The Biden administration will reportedly delay its proposed ban on menthol cigarettes amid mounting political pressure against it.
The administration is expected to announced its regulatory agenda Wednesday, which will include a plan to finalize federal rules in March to take menthol cigarettes off the market, but the ban could face a further delay due to pressure during an election year, the Washington Post reported, citing three anonymous officials.
Critics pushing to delay the ban have argued that it will disproportionately affect black communities, which could anger black voters who use the products, hurting President Joe Biden's reelection chances, according to the Post.

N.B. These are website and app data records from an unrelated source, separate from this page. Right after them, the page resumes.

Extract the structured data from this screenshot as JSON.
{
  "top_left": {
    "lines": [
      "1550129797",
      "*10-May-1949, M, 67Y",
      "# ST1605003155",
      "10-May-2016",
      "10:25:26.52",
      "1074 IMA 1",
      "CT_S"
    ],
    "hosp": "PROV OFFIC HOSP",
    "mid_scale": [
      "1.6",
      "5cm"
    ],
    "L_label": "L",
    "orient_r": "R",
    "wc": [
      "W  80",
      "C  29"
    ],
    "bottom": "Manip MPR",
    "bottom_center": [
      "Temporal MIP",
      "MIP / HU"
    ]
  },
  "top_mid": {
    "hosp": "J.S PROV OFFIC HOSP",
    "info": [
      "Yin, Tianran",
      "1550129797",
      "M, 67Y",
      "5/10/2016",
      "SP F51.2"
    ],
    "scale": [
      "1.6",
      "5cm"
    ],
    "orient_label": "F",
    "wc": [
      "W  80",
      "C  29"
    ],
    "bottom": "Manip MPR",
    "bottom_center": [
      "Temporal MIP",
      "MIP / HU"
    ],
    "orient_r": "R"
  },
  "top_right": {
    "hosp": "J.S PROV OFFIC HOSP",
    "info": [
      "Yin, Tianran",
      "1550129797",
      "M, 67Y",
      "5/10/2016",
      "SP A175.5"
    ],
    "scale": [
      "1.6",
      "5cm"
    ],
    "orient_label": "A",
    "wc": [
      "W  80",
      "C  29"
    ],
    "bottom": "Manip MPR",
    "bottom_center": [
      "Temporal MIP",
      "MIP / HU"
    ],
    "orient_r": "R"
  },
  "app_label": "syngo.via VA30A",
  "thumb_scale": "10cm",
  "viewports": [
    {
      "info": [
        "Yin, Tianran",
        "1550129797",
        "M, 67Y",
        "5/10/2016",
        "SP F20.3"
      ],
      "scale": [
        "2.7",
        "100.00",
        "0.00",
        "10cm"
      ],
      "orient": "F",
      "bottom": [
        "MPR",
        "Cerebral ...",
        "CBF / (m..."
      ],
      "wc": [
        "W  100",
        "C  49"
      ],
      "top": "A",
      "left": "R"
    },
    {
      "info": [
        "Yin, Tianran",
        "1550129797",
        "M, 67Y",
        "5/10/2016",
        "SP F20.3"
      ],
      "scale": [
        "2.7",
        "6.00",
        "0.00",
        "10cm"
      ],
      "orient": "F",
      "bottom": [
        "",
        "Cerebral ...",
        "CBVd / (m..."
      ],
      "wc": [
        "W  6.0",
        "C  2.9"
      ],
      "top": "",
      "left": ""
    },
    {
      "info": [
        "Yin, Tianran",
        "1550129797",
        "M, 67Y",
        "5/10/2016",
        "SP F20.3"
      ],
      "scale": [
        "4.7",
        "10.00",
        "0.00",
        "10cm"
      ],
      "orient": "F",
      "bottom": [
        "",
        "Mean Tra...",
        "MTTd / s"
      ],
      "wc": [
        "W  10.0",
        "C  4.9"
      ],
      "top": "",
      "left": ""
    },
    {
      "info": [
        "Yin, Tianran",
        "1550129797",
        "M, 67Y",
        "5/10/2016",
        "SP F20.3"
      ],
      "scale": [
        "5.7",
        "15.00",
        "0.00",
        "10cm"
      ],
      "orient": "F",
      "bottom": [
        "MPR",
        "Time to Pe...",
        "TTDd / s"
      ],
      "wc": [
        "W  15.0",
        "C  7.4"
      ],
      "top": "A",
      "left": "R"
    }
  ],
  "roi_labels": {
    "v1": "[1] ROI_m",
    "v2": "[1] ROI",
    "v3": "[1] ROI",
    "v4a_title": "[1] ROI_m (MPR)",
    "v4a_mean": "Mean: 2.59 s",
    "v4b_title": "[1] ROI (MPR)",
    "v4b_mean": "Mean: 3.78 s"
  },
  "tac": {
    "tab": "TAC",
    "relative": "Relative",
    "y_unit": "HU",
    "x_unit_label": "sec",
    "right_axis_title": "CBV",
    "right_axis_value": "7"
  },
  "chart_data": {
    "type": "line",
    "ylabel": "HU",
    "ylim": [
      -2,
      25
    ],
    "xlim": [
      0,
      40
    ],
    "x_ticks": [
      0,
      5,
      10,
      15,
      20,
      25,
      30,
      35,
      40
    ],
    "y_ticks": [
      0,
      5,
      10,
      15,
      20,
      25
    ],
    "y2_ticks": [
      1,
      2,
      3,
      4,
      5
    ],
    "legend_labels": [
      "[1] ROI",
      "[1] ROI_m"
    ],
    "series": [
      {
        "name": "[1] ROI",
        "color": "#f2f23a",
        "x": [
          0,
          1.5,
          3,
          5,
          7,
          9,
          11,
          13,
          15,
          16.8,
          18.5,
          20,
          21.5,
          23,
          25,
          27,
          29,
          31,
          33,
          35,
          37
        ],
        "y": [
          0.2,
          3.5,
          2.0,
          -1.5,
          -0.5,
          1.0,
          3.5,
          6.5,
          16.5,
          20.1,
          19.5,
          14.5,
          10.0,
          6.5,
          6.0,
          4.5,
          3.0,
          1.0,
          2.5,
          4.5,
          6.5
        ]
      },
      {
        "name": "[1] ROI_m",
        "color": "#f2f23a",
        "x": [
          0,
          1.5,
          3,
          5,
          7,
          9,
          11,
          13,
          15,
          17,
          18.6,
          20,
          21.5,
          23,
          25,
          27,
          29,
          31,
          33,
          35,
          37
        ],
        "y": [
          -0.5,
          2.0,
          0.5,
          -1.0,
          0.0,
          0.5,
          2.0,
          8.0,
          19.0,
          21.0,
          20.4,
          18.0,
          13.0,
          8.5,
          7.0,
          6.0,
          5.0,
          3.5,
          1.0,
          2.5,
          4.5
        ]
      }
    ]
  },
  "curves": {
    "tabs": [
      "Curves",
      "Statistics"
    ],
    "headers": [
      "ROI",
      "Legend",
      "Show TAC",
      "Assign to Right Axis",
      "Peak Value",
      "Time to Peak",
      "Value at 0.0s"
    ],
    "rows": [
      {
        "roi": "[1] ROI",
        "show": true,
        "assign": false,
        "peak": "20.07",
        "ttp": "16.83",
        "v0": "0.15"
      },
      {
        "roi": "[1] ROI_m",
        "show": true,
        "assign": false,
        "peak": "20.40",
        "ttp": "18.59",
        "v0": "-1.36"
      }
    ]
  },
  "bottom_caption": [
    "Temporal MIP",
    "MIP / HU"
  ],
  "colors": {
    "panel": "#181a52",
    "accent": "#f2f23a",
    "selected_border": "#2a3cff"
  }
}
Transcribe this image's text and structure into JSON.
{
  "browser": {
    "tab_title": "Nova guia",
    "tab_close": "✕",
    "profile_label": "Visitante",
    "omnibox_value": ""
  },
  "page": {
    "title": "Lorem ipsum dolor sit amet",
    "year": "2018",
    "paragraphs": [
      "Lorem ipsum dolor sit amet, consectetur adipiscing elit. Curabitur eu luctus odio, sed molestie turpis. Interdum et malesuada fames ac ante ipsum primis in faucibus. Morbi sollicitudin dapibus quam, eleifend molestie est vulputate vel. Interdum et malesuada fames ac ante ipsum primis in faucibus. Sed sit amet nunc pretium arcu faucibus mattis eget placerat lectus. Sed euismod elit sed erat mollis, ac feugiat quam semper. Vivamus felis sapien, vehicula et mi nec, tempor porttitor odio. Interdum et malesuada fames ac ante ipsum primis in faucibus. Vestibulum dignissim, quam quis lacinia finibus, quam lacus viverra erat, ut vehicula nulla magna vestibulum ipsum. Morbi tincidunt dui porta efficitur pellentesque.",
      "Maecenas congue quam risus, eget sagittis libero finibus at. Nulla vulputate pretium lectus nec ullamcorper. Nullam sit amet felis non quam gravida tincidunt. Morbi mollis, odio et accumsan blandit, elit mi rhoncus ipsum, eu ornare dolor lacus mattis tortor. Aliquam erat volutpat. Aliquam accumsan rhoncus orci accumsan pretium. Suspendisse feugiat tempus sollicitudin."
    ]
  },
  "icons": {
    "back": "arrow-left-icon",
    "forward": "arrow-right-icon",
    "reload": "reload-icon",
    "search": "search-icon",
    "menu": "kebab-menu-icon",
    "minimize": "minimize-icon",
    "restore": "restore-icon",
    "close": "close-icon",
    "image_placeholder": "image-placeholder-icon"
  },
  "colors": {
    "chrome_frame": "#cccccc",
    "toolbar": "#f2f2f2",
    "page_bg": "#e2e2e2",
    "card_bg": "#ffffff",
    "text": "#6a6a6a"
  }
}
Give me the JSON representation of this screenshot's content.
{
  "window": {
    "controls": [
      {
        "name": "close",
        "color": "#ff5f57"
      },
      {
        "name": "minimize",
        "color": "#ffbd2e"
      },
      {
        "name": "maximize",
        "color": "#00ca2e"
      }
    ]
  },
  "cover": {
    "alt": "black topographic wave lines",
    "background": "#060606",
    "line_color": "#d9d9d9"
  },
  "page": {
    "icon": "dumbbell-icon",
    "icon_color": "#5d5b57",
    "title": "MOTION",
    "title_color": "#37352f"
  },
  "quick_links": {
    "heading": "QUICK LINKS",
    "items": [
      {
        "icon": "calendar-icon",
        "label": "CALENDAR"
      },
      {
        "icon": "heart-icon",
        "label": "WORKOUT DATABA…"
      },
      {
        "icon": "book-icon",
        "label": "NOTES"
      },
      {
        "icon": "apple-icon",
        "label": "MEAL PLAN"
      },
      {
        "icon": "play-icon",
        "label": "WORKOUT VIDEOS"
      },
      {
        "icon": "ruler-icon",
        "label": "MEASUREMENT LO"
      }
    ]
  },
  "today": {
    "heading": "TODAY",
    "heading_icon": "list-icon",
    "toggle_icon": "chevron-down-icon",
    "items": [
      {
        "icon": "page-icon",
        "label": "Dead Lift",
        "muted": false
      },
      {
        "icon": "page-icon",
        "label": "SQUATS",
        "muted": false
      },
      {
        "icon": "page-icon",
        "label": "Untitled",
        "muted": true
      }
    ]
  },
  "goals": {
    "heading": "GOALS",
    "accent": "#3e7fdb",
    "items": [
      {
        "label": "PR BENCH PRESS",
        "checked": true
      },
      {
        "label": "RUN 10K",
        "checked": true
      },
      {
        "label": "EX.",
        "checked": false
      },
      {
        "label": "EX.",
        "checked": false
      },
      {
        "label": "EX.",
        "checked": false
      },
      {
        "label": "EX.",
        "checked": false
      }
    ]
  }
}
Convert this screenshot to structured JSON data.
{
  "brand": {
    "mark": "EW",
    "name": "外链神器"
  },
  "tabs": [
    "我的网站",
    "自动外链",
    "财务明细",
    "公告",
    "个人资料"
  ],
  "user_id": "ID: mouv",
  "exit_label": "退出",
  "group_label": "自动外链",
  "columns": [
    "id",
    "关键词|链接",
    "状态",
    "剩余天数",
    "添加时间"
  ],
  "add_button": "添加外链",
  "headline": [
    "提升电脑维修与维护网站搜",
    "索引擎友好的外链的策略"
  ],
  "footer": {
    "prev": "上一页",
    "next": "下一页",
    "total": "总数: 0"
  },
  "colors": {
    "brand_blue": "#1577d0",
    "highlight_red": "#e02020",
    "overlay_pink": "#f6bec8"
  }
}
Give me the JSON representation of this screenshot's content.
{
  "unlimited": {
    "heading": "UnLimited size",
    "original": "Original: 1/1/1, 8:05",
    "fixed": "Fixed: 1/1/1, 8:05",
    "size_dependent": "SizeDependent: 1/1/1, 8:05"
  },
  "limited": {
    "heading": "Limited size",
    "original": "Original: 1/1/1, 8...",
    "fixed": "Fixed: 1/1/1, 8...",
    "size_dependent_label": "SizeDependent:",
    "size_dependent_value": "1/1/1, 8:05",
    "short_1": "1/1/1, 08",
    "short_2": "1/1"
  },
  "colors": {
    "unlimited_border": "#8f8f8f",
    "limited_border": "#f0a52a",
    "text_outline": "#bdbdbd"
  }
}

The Biden administration announced its plans to ban menthol cigarettes in April 2021. The FDA then proposed the rules a year later and had originally planned to finalize them in August of this year, though the administration later hinted that it would finalize them in January 2024. The plan to wait until March is not binding, however, and the administration could hand the final rule down sooner. One official noted to the Post that waiting to finalize the rules could make it easier for a Republican successor to reverse them.
The Washington Free Beacon reported last year that opponents of the ban warned it would disproportionately impact black people and put them at risk of arrest for using the products. Those critics have included the left-wing American Civil Liberties Union, which warned in 2021 of "serious racial justice implications" of the proposed rule.
There is evidence that voters in at least one swing state disapprove of the proposed ban. An August 2022 poll found that 52 percent of voters in Pennsylvania were against it. Recent polls have shown former president Donald Trump beating Biden in Pennsylvania.
Published under: Biden Administration